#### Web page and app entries
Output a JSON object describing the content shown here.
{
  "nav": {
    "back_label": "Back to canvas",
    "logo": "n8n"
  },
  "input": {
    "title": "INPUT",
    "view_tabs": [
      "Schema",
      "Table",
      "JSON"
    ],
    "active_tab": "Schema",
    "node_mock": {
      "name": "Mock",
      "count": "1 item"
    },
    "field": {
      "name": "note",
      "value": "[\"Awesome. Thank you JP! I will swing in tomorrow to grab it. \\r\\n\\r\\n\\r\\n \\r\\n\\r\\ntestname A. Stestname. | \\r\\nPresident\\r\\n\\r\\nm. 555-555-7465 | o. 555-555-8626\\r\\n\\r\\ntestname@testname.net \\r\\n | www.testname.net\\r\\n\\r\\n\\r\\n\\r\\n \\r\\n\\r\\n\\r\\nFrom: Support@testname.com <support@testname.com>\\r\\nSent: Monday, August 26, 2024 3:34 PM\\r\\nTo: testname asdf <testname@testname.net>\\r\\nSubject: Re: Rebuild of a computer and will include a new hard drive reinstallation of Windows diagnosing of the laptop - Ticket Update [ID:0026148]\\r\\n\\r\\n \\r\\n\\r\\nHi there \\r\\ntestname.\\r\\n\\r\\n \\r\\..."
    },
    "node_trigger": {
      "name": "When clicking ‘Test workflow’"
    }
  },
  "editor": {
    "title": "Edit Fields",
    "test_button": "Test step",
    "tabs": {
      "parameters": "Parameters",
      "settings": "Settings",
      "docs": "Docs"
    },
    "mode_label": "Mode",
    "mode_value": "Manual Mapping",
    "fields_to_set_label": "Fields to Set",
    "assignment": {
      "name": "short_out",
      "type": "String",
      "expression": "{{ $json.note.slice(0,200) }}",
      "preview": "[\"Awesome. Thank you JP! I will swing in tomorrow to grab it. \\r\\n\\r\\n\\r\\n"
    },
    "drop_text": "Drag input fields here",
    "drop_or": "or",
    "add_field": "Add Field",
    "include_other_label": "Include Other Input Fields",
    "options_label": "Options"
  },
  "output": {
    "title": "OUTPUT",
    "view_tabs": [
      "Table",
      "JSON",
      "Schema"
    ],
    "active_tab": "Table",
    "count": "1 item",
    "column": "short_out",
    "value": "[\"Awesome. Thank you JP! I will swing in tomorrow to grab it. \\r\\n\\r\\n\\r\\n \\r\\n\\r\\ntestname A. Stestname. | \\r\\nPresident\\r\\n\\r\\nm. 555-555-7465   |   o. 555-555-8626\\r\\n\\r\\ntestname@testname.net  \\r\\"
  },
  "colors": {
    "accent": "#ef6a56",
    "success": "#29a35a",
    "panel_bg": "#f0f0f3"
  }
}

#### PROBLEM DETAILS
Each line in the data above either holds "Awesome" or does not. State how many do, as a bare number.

#### YOUR RESPONSE
3